Yeesh, perhaps. But, again, that’s up to investors.

Dollar-Based Net Retention Rate (Kinda)

Being a company that wants to talk about cohorts and the like, Pluralsight reports its dollar-based net retention rate, which is a fun way of saying “how big our customers grow over time.” It helps investors understand how quickly $1 in new revenue will expand over time.

That growth, of course, is why SaaS works; buy a customer today that pays you $1 per year, and next year that customer is worth $1.15, and $1.32 the year after. If you have a 115 percent yearly dollar-based net retention rate, that is. (You can run the math with various compounding rates, which is a good exercise if you want to better understand why SaaS is supposed to work!)

It’s a simple enough concept until companies yank stuff out of their dollar-based net retention rates, making them look better than they really are. So, let’s peek at how Pluralsight defines its own, and then we can better understand its costs.

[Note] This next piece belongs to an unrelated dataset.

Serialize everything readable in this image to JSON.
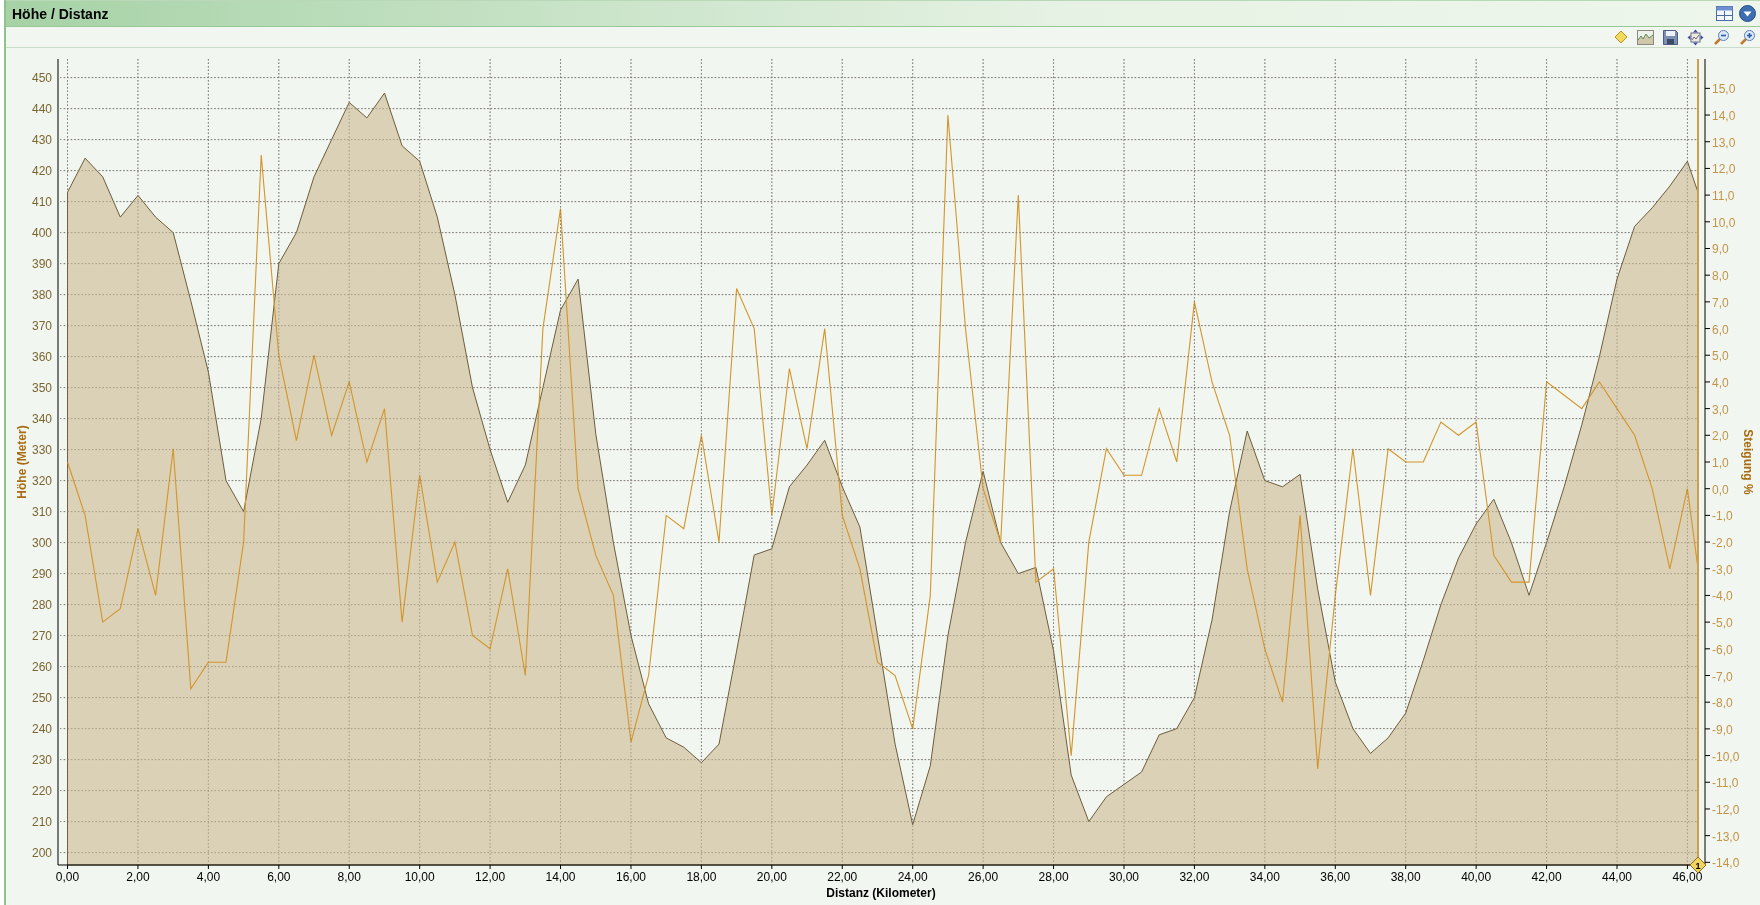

If the company’s dollar-based net retention rate is strong, and not full of shit, then its huge sales and marketing spend in 2017 is more reasonable. If the company is being tricky with the digits, we can scowl a bit.

Here’s the S-1 riff:

Our dollar-based net retention rate compares our subscription revenue from the same set of customers across comparable periods. We calculate our dollar-based net retention rate on a trailing four-quarter basis. To calculate our dollar-based net retention rate, we first calculate the subscription revenue in one quarter from a cohort of customers that were customers at the beginning of the same quarter in the prior fiscal year, or cohort customers. We repeat this calculation for each quarter in the trailing four-quarter period. The numerator for dollar-based net retention rate is the sum of subscription revenue from cohort customers for the four most recent quarters, or numerator period, and the denominator is the sum of subscription revenue from cohort customers for the four quarters preceding the numerator period. Dollar-based net retention rate is the quotient obtained by dividing the numerator by the denominator. Our dollar-based net retention rate for the year ended December 31, 2017 was 117%.

At first blush, 117 percent sounds quite good. For every dollar of recurring revenue that Pluralsight buys through its sales and marketing process, it will generate $1.17 the next year. Taking out customers that churn, it seems. If we’re reading the above correctly, it seems that Pluralsight is being a bit generous with its math.

But all this will fall to investors to decide. If public-market investors decide that Pluralsight is not being profligate in its pursuit of growth, the Utah-based company could do just fine in its debut. But, if those same investors deem its growth a bit pricey, the company could find its flotation a bit choppy.

For us, here’s another IPO looking to cook. Let’s see what it does next.